“Yes, you have a butterfly on your back!” I said to my son. He had been waiting for so long and his smile was so big I felt justified in my little un-truth. The alternative – manhandling a butterfly – seemed rather extreme.
The Sensational Butterfly exhibition at the Natural History Museum is the real-deal for butterfly creation and possibly the odd death – they do tend to sit on the floor for a tad too long sometimes – even the keenest of eyes must miss a few.
Children screech in delightful fright with every attempted landing or near miss. One tall, elderly man walked around with a rather big butterfly perched on his rather large ear for a good ten minutes. I could not stop looking at ear and butterfly as the two seemed to merge together and look weirdly normal.

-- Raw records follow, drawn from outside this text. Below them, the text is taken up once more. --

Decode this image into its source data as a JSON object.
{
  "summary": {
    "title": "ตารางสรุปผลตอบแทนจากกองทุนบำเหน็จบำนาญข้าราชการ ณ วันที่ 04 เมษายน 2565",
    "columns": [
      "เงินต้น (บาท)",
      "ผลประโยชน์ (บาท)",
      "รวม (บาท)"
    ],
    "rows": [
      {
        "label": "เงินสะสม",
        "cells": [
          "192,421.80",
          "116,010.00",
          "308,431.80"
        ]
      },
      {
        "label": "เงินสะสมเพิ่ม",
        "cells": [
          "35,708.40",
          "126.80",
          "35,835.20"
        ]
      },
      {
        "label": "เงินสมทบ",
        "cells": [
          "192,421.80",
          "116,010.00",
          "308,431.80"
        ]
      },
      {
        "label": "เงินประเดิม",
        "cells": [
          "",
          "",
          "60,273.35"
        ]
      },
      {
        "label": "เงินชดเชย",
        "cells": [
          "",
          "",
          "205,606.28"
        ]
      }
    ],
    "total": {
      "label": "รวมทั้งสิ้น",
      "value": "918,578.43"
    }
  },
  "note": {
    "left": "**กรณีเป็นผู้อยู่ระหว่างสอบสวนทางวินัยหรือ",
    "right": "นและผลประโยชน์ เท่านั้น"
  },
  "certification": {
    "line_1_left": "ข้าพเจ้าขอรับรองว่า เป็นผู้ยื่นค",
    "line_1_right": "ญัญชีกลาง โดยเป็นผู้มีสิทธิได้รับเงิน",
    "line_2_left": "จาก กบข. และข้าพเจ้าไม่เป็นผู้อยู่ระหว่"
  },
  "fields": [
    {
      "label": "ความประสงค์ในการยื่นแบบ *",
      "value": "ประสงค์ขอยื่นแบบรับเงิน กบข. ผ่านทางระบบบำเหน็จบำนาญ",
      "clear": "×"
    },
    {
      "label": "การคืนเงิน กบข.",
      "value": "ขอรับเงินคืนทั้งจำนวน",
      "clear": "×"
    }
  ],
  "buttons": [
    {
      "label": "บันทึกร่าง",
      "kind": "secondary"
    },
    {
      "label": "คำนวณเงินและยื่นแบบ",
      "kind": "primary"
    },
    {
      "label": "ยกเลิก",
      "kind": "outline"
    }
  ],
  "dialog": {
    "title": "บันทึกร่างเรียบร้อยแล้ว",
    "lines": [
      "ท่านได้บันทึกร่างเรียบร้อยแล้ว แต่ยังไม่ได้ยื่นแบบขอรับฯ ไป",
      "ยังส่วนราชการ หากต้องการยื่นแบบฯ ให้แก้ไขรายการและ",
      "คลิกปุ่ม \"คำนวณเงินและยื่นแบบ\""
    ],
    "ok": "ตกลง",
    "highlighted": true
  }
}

On entry the kids are all given a stamp sheet to follow the life-cycle of the exhibit and it did amuse me that my two were often so engrossed in trying to find the next stamp station that the rather sensational butterflies blurred into the background.
Eventually, one landed on my little girl and we all froze.
‘Look! A butterfly likes J!” In fact my little girl then had one land on her tummy and her head. It seems the day we went they preferred girls to boys.
Many little ones give up waiting and go in for the direct approach; keepers keep a watchful eye but I did notice that usually the culprit managed touch one wing before being caught. The cocoon display, however, was securely shut – no loop hole for cheeky little fingers here.
This is fascinating sci-fi inducing stuff – some cocoon cases hang empty, many are still inhabited, and all dangle in lines. Last year we were lucky enough to see a butterfly emerge from its cocoon – it was amazing. This year my little boy insisted on waiting and watching. He managed five minutes. It is a bit of a lottery.
This is something the whole family can get in a flap about – and if you are not aware – there are moths in the tent too. Big ones. Not the annoying cloth-eating pests that torment many of us.
Options for afterwards? The Science Museum with its fantastic play area is round the corner as is the V&A. Or head into the Natural History Museum itself for some bigger discoveries. If the crowds are in force there is a plethora of cafes in the area to sit and discuss your colourful adventure.
This exhibition runs over the summer and is bound to be popular so book ahead if you can. For more information click here and also check out the five star reader review.